the nitrogen cycle

sending nitrogen back to the atmosphere

Turning nitrate back into nitrogen gas, the process of denitrification, happens through the work of denitrifying bacteria. These bacteria often live in swamps and lakes. They take in the nitrate and release it back to the atmosphere as nitrogen gas. Just like the carbon cycle, human activities impact the nitrogen cycle. These human activities include the burning of fossil fuels, which release nitrogen oxide gasses into the atmosphere. Releasing nitrogen oxide back into the atmosphere leads to problems like acid rain.

the nitrogen cycle

Like water and carbon, nitrogen is also repeatedly recycled through the biosphere. This process is called the nitrogen cycle. Nitrogen is one of the most common elements in living organisms. It is important for creating both proteins and nucleic acids, like DNA. The air that we breathe is mostly nitrogen gas (N2 ), but, unfortunately, animals and plants cannot use the nitrogen when it is a gas. In fact, plants often die from a lack of nitrogen even through they are surrounded by plenty of nitrogen gas. Nitrogen gas (N2 ) has two nitrogen atoms connected by a very strong triple bond. Most plants and animals cannot use the nitrogen in nitrogen gas because they cannot break that triple bond. In order for plants to make use of nitrogen, it must be transformed into molecules they can use. This can be accomplished several different ways ( Figure 1.1). Lightning: When lightening strikes, nitrogen gas is transformed into nitrate (NO3 ) that plants can use. Nitrogen fixation: Special nitrogen-fixing bacteria can also transform nitrogen gas into useful forms. These bacteria live in the roots of plants in the pea family. They turn the nitrogen gas into ammonium (NH4 + ) (a process called ammonification). In water environments, bacteria in the water can also fix nitrogen gas into ammonium. Ammonium can be used by aquatic plants as a source of nitrogen. Nitrogen also is released to the environment by decaying organisms or decaying wastes. These wastes release nitrogen in the form of ammonium. Ammonium in the soil can be turned into nitrate by a two-step process completed by two different types of bacteria. In the form of nitrate, nitrogen can be used by plants through the process of assimilation. It is then passed along to animals when they eat the plants.

instructional diagrams

No diagram descriptions associated with this lesson


nitrogen is important for creating both proteins and carbohydrates.

a. true

-->  b. false

most plants and animals cannot use the nitrogen in nitrogen gas.

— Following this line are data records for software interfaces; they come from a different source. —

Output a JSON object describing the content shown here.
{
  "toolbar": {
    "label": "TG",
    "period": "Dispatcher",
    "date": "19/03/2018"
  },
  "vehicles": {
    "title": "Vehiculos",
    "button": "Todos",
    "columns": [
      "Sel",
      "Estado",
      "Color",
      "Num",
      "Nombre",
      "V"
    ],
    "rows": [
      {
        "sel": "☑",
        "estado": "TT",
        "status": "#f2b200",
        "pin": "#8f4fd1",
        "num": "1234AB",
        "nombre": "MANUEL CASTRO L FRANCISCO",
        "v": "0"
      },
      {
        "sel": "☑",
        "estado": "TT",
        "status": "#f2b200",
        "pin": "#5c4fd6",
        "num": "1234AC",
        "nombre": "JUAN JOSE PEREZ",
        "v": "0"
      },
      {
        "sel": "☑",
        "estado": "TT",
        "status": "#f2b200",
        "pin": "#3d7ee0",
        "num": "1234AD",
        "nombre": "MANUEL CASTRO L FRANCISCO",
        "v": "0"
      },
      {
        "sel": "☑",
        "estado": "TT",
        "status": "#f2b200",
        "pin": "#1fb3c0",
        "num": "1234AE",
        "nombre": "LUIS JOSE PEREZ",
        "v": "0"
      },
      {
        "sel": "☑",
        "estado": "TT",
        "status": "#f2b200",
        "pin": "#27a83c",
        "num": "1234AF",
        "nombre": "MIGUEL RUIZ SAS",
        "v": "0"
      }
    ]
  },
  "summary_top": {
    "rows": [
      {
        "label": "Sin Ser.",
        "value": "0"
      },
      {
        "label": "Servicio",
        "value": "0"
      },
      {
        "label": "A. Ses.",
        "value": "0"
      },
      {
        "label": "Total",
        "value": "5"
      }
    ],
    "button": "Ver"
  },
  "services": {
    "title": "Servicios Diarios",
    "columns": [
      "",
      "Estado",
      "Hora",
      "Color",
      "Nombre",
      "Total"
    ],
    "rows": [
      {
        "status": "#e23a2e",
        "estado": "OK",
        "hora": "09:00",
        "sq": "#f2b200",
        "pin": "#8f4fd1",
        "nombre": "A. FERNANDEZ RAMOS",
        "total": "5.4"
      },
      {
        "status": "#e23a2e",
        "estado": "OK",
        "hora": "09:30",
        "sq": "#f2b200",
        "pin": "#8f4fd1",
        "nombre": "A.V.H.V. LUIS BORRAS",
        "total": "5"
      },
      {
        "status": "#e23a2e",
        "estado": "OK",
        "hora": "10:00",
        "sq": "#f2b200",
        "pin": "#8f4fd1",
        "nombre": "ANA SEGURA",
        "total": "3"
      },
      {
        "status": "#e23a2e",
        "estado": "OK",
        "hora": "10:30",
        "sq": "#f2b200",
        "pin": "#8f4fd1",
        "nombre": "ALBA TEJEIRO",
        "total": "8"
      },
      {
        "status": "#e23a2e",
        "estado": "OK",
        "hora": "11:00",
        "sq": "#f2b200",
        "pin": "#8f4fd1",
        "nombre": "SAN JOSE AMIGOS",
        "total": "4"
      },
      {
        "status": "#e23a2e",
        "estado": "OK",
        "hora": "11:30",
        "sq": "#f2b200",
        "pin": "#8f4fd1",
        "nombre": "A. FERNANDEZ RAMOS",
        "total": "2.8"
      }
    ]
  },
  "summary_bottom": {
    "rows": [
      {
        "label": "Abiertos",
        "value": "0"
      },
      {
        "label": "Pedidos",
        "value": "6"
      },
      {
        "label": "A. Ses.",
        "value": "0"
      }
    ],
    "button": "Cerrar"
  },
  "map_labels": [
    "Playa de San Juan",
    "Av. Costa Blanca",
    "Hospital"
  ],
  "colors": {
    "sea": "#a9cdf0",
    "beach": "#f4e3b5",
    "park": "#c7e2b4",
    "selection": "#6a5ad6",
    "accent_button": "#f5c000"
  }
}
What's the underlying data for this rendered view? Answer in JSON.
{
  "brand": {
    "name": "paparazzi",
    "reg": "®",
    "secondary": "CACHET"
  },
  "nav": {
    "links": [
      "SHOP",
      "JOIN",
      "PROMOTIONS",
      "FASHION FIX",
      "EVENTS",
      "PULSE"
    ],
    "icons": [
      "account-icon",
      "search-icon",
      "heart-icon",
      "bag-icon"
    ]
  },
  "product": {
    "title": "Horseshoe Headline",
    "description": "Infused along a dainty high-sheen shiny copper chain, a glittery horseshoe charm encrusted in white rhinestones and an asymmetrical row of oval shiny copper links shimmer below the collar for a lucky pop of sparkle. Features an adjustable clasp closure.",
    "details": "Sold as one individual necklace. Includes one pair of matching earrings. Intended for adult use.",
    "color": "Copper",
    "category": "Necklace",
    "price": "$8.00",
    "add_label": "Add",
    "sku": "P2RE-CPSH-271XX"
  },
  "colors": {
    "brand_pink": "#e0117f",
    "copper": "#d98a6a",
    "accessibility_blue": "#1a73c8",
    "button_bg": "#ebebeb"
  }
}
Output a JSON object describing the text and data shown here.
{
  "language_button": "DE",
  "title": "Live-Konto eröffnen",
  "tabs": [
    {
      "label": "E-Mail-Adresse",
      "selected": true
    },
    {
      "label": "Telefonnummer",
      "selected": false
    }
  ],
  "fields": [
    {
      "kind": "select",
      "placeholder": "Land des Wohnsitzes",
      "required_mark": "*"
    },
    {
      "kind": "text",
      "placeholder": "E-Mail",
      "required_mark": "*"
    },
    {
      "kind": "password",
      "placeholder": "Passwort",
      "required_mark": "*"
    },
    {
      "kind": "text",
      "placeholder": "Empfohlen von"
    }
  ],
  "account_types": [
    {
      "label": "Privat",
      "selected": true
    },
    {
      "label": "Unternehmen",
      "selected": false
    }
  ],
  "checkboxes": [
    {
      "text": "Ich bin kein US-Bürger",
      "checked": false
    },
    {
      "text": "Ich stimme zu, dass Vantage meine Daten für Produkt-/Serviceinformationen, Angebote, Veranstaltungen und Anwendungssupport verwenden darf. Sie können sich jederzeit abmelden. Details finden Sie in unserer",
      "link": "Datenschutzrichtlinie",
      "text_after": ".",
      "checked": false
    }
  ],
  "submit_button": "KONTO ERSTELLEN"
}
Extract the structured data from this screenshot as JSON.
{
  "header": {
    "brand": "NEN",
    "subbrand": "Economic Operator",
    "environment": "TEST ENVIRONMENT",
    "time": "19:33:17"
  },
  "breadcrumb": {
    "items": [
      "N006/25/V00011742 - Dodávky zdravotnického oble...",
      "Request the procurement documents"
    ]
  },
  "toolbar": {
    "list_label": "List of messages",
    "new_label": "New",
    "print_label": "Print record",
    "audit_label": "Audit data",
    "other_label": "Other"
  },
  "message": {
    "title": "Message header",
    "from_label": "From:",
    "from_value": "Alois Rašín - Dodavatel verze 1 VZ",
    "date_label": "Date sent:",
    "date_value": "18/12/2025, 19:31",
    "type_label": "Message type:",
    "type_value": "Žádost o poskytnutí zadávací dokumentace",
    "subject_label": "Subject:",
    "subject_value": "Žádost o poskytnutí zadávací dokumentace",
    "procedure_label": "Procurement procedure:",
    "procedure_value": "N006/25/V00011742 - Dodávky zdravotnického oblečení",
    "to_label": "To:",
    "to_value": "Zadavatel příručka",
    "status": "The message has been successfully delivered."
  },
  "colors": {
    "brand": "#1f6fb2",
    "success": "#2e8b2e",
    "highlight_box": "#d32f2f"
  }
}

-->  a. true

b. false

the initial step of producing a nitrogen containing compound from nitrogen in the soil is

a) assimilation.

-->  b) ammonification.

c) nitrification.

d) denitrification.

the final step of releasing nitrogen gas back into the atmosphere is

a) assimilation.

b) ammonification.

-->  c) nitrification.

d) denitrification.

nitrogen gas is two nitrogen atoms held together by

a) a very strong single bond.

b) a very strong double bond.

-->  c) a very strong triple bond.

d) a nitrogen bond.

nitrogen enters the roots of plants in a process called

-->  a) assimilation.

b) ammonification.

c) nitrogen fixation.

d) nitrification.

what bacteria live in the root nodules of legumes?

a) denitrifying bacteria

b) nitrifying bacteria

-->  c) nitrogen-fixing bacteria

d) all of the above

diagram questions

No diagram questions associated with this lesson